Mort Jacobs, professor emeritus of English, died July 5, 2017, at age 87. He taught at Lewis & Clark from 1964 until 1984.
Jacobs earned his AB in English from Cornell University in 1950 and his PhD in English from the University of North Carolina at Chapel Hill in 1963. His academic interests and teaching were wide-ranging. He taught courses in medieval literature, which included some of his favorite authors and works. He also taught the history of the English language and introduced many students to comparative linguistics and folklore studies. Out in the field, he collected folktales from inmates at the Oregon State Penitentiary, where he later volunteered as a literature instructor. He was an early champion of Anglophone writers of the colonial possessions and of the postcolonial world, including many from the Caribbean islands, Canada, and India.

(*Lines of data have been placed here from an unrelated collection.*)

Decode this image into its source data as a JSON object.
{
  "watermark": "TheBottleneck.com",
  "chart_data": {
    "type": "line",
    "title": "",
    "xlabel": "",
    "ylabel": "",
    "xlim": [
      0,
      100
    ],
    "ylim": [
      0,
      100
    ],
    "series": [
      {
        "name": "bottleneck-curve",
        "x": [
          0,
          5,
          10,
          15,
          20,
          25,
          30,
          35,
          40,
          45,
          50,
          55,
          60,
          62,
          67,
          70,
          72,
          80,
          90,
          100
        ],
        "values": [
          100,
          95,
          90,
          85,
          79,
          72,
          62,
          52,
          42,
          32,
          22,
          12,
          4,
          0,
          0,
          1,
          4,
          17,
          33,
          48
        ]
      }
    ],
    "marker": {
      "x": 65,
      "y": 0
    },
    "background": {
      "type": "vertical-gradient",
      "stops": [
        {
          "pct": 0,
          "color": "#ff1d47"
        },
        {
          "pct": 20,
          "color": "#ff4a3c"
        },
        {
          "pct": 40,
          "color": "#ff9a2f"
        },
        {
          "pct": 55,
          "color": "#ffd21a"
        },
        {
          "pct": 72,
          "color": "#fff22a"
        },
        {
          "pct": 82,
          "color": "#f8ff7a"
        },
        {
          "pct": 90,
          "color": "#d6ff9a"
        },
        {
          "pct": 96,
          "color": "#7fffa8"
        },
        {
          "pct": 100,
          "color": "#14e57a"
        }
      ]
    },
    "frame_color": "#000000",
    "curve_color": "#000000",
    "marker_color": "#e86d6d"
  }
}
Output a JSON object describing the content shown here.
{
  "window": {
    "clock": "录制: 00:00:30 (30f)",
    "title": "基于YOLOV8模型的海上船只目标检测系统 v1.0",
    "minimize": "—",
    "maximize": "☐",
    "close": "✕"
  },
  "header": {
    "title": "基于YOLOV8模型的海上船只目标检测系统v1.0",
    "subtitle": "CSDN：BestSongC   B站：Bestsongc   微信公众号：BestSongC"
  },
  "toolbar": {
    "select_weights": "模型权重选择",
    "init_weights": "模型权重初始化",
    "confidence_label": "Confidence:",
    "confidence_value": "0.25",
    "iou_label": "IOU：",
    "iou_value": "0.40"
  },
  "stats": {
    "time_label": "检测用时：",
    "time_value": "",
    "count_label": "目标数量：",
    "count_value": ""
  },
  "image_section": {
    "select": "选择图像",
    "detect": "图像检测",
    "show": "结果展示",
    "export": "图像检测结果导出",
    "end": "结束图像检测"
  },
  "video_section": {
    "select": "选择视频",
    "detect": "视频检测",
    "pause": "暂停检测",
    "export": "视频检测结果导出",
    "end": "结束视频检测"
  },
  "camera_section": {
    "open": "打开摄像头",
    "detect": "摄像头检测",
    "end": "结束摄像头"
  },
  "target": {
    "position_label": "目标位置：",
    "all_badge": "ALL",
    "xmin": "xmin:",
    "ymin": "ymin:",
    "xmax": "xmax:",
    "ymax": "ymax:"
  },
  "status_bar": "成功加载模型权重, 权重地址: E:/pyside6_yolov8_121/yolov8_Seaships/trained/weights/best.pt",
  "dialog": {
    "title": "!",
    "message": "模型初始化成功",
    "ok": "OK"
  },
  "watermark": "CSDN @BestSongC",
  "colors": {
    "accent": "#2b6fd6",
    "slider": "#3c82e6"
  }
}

Mort—he was always “Mort”—often recalled his two overseas study programs as memorable teaching experiences, and he remained in touch with students from both. In 1969, he led a group to Israel, where a kibbutz stay and visits to archaeological sites were balanced by conversations with Israeli and Arab scholars, writers, and leading politicians. In 1976, he led a group to Quebec, where they were hosted at a Francophone community college in Montreal.
As an undergraduate, Jacobs had deejayed for his college radio station. To fulfill a desire to return to the airwaves, he hosted The Concert Hall, a late-night classical music show on KOIN-FM radio, from 1975 to 1977.
Jacobs is survived by his son, Dan Jacobs, of Denver; his daughter, Ann Gilbert, of Lake Oswego; and four grandchildren. His wife, Dee, died in 2009.